The cartoon is eye-catching and designed to pop out of the page. He pairs bold colors like purple, yellow, pink and turquoise, but dims their saturation so the palette is unified. The characters get more muted colors – black, brown, and white – but each gets a pop of red that marries them with the background. In this way, the cartoonist instantly alerts the viewer that the cartoon is playful, bold and energetic.
He backs up this first impression with the cartoon’s premise and text. The concept of illustrating a circular argument is funny in itself, because arguments like these are self-explanatory, and its name is critique of the structure alone. But the cartoonist extends the joke by making the argument infinite, implying its frustratingly constant recycling with actual arrows that lead back to the beginning. The text, too, is funny in the way circular arguments can be when you’re not in the middle of one—they’re obviously flawed, but writing it out explicitly (especially between two animals) makes it funnier.
Although the cartoon is a critique of the way people talk about the Israel/Palestine conflict, it could be used for any number of political situations. In that way, it is a critique of not only the national discussion of this situation, but the habit many people have of not using critical thinking to analyze domestic or foreign problems.
The cartoon does a good job cashing in on a potent joke and doing it in a simple way—simply writing out an argument that is inherently silly, and doing it with funny-looking animals. Perhaps its only shortcoming is some of the design elements. For example, the cartoon is noisy and overwhelming to look at. This has less to do with the colors, which are strikingly and impressively unified despite being strange hues, and more to do with the placement and sizing of the text/images/panels. Using circles instead of squares to shape the panels would have let the eye travel from panel to panel in a circle less inhibited, and given a visual contrast to the square base panel that frames the cartoon.
The text, as well, is too plain for the ultra-contemporary colors and character design. Because the cartoon involves a lot of reading, it needs to draw the reader in immediately so that they’ll do the work of reading each speech bubble. With this in mind, the text in the very center could be a thin, cartoonish serif typeface to contrast with the speech bubbles’ usual cartoon sans serif typeface. In this way it would have been even more eye catching and satisfying to look at on first glance, enticing a viewer to read on.

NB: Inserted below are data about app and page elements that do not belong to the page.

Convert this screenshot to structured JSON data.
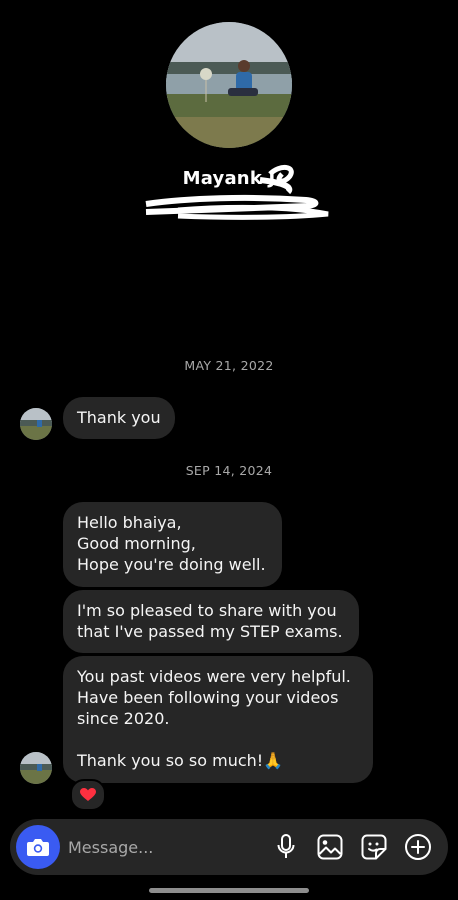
{
  "profile": {
    "name": "Mayank J"
  },
  "conversation": {
    "sections": [
      {
        "date": "MAY 21, 2022",
        "messages": [
          {
            "text": "Thank you"
          }
        ]
      },
      {
        "date": "SEP 14, 2024",
        "messages": [
          {
            "text": "Hello bhaiya,\nGood morning,\nHope you're doing well."
          },
          {
            "text": "I'm so pleased to share with you\nthat I've passed my STEP exams."
          },
          {
            "text": "You past videos were very helpful.\nHave been following your videos\nsince 2020.\n\nThank you so so much!🙏"
          }
        ],
        "reaction": "❤️"
      }
    ]
  },
  "composer": {
    "placeholder": "Message..."
  },
  "colors": {
    "background": "#000000",
    "bubble": "#262626",
    "camera_button": "#3a5bf2",
    "date_text": "#a8a8a8"
  },
  "icons": {
    "camera": "camera-icon",
    "microphone": "microphone-icon",
    "gallery": "gallery-icon",
    "sticker": "sticker-icon",
    "add": "plus-circle-icon",
    "reaction": "heart-icon"
  }
}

But overall, the cartoon sets itself apart from most political cartoons by making bold, edgy choices in color, character design and joke structure. It is playful and tongue-in-cheek, which is fun to read in its wryness. The cartoon succeeds in making a political comment without being dry or pretentious, while also being interesting to look at.